What to produce:
A bare number is the expected answer: the count of lines in the data holding "志愿者账号".
*** Records to process Section Begins ***
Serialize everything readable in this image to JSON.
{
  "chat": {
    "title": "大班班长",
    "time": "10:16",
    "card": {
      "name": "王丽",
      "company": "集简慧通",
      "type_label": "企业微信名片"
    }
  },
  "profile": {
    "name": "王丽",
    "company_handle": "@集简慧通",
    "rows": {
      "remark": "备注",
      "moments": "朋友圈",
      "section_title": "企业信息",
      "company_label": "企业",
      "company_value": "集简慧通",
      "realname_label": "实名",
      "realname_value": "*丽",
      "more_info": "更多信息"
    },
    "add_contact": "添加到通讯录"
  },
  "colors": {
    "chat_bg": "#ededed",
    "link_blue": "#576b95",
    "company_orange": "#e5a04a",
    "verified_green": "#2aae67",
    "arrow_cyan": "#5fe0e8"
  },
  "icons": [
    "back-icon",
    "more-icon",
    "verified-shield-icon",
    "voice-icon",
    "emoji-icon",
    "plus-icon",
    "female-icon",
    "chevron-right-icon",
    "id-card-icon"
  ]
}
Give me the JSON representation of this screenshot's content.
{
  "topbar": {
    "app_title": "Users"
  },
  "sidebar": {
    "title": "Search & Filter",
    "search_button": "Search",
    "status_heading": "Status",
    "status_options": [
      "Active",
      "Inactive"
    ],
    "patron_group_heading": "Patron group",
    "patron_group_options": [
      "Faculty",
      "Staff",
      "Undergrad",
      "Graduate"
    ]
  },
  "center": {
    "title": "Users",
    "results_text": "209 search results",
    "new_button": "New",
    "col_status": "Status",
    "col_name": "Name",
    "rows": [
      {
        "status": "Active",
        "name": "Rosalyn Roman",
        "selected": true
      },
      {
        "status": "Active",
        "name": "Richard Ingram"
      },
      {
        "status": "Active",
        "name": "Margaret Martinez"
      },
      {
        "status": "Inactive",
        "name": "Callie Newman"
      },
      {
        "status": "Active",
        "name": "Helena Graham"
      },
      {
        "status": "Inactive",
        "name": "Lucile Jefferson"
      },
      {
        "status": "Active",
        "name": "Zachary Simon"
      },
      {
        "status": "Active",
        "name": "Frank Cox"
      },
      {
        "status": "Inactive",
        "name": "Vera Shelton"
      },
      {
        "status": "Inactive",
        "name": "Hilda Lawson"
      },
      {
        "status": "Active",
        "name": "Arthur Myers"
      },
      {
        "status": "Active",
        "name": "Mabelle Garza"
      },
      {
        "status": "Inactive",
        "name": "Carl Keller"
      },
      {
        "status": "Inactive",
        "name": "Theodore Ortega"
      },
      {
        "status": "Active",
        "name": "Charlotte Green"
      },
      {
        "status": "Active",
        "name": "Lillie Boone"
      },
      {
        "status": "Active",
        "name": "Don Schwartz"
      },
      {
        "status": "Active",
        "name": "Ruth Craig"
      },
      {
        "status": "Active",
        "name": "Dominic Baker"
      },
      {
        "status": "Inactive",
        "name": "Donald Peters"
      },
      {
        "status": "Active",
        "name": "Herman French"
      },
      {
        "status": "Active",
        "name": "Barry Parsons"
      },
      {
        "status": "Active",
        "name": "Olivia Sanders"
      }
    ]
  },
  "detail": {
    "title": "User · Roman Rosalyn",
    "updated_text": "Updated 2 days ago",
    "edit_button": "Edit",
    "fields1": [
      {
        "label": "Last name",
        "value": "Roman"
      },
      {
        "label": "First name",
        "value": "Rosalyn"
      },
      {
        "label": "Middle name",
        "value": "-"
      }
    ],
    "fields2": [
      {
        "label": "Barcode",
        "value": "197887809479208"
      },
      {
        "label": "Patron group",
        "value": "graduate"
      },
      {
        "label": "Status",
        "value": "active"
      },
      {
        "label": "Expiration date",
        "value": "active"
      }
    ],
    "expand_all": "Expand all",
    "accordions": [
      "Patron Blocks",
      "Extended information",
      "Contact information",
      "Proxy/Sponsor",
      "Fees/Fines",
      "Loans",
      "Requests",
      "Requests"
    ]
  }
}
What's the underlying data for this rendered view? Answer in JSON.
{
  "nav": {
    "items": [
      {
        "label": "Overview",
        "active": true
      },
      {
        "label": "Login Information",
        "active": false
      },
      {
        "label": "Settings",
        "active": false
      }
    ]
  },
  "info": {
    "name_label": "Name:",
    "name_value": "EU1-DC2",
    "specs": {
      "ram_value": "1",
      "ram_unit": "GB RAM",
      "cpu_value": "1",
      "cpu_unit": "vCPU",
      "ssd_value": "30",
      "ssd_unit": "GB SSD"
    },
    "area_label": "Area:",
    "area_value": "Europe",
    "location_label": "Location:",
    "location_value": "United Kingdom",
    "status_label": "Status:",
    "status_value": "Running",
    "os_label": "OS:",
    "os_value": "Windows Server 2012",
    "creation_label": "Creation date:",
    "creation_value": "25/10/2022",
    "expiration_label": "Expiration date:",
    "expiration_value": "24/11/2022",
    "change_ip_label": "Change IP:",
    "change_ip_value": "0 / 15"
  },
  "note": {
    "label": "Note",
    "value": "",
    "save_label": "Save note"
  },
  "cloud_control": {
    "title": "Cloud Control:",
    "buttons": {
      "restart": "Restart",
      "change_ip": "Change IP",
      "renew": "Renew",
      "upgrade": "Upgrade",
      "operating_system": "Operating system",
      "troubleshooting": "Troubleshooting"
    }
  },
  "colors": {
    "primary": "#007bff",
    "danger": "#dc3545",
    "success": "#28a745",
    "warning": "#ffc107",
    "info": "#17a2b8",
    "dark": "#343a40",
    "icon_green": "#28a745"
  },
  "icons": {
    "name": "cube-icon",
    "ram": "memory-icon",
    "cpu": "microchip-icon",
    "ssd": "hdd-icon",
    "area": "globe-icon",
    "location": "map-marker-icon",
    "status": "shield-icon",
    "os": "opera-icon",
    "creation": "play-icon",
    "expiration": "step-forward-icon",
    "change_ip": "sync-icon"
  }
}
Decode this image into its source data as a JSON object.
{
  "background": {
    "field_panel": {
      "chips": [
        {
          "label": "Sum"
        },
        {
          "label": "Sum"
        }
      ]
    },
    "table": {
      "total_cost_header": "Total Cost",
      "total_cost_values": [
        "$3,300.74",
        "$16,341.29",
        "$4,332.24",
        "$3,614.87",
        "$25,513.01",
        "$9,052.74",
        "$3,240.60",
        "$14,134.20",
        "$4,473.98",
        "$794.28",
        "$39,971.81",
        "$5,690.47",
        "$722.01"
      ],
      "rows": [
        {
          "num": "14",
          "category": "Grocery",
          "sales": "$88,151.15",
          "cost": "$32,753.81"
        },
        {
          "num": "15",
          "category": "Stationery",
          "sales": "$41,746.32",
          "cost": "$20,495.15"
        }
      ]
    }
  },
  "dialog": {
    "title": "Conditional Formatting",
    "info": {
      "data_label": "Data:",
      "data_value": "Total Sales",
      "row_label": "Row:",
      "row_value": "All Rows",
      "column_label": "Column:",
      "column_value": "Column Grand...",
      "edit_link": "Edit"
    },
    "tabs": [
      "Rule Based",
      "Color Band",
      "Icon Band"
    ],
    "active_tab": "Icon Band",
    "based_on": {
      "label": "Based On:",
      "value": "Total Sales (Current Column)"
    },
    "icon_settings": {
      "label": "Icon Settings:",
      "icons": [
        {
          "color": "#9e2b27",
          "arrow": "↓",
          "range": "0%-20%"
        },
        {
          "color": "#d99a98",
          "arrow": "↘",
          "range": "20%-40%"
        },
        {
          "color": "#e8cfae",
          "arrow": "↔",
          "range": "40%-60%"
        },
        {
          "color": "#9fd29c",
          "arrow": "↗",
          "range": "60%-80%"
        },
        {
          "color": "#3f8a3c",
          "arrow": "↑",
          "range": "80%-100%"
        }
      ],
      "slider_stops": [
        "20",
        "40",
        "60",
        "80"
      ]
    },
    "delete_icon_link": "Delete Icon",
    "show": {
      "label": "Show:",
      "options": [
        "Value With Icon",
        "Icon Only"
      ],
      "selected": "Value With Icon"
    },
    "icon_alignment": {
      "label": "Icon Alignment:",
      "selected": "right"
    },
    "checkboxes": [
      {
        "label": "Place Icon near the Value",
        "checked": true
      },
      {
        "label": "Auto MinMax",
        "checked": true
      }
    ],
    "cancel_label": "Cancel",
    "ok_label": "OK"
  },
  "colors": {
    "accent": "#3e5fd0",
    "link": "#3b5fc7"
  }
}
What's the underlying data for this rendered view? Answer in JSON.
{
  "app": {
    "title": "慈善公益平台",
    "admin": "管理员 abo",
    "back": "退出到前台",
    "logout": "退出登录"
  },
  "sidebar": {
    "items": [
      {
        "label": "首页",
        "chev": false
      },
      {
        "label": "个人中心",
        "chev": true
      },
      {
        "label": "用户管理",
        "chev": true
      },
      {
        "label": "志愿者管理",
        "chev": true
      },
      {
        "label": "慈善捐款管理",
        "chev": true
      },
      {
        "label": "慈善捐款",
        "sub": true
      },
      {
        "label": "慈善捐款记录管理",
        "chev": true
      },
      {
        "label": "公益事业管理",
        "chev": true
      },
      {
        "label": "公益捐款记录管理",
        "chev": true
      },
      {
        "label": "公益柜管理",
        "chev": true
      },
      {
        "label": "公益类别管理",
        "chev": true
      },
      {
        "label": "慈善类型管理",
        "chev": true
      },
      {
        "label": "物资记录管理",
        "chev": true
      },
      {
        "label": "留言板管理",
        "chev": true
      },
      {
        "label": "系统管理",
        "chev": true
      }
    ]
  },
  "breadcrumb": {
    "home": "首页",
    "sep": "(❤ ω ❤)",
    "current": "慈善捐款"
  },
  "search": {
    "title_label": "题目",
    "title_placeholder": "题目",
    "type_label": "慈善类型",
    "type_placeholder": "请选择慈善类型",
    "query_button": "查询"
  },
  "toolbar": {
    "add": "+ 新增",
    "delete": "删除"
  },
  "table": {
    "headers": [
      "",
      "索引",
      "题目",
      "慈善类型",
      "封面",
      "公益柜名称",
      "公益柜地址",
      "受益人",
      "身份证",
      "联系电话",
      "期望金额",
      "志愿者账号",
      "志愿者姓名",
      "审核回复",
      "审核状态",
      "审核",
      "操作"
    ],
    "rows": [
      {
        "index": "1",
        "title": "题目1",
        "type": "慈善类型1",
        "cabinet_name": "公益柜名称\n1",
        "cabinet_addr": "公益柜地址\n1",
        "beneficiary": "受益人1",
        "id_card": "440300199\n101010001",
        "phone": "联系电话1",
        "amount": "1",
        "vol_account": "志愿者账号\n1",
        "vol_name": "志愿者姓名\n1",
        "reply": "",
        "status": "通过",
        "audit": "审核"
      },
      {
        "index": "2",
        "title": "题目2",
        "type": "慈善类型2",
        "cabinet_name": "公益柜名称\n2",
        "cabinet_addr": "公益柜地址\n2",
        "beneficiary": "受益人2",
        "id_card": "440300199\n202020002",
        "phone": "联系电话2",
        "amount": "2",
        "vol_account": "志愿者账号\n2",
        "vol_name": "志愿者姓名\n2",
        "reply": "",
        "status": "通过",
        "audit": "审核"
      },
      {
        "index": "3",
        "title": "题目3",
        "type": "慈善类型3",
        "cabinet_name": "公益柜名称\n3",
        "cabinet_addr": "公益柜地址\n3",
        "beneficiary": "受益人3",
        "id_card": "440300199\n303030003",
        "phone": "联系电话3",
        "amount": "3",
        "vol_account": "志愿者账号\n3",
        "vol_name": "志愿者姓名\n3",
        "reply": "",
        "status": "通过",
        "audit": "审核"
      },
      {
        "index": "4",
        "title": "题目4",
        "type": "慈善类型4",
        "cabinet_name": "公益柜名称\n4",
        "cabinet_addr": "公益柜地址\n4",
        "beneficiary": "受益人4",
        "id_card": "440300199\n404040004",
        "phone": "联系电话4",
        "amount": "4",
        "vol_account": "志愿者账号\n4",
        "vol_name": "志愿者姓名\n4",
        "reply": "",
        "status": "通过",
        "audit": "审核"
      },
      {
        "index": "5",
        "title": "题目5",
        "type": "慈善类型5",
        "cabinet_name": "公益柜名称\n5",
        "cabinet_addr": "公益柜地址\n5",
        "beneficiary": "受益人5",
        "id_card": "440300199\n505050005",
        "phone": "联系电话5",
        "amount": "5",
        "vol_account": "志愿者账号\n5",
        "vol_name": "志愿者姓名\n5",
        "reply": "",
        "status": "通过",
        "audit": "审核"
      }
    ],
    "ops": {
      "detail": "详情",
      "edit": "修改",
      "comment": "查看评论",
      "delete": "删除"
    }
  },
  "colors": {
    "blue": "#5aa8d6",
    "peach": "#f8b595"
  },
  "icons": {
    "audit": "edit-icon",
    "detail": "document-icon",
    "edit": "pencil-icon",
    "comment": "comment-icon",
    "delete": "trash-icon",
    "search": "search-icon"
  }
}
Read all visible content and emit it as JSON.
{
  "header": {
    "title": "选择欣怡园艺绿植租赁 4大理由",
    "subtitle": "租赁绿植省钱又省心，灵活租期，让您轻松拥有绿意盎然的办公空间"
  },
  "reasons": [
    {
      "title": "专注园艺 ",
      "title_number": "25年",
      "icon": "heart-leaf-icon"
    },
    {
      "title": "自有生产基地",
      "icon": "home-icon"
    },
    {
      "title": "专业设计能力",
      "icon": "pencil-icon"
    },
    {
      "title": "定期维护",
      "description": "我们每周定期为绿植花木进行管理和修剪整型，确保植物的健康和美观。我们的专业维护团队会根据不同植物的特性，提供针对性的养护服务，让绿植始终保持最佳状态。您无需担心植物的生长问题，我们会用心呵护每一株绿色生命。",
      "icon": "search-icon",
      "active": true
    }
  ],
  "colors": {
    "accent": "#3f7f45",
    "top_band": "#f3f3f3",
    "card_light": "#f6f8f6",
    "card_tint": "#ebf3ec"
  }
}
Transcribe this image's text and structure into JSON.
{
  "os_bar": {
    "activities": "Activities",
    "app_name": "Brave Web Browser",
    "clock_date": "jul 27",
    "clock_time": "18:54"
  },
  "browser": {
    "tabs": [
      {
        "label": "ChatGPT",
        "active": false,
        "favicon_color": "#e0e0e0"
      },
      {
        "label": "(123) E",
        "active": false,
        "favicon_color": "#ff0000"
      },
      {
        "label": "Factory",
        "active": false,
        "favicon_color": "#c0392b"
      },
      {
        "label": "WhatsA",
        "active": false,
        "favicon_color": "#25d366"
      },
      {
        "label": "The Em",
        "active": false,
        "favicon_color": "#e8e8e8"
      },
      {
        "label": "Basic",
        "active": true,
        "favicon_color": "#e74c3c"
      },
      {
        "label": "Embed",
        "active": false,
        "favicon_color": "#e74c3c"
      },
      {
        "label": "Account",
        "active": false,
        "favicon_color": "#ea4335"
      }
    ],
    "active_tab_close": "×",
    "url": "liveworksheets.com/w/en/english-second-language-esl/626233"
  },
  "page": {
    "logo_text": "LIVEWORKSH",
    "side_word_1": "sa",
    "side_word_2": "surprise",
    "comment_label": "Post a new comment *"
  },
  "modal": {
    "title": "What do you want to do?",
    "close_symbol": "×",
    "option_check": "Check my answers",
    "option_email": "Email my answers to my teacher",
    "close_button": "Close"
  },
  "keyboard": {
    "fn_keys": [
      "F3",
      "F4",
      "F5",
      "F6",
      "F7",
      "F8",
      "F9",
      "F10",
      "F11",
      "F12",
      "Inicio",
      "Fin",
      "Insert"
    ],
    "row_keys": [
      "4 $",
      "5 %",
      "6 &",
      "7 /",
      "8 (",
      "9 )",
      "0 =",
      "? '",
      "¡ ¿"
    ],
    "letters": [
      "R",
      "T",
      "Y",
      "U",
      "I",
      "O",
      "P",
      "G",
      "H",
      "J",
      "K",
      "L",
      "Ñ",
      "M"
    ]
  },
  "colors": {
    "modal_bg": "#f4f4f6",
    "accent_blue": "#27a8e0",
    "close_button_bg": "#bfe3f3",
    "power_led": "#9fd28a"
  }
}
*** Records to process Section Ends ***
Exercise response:
6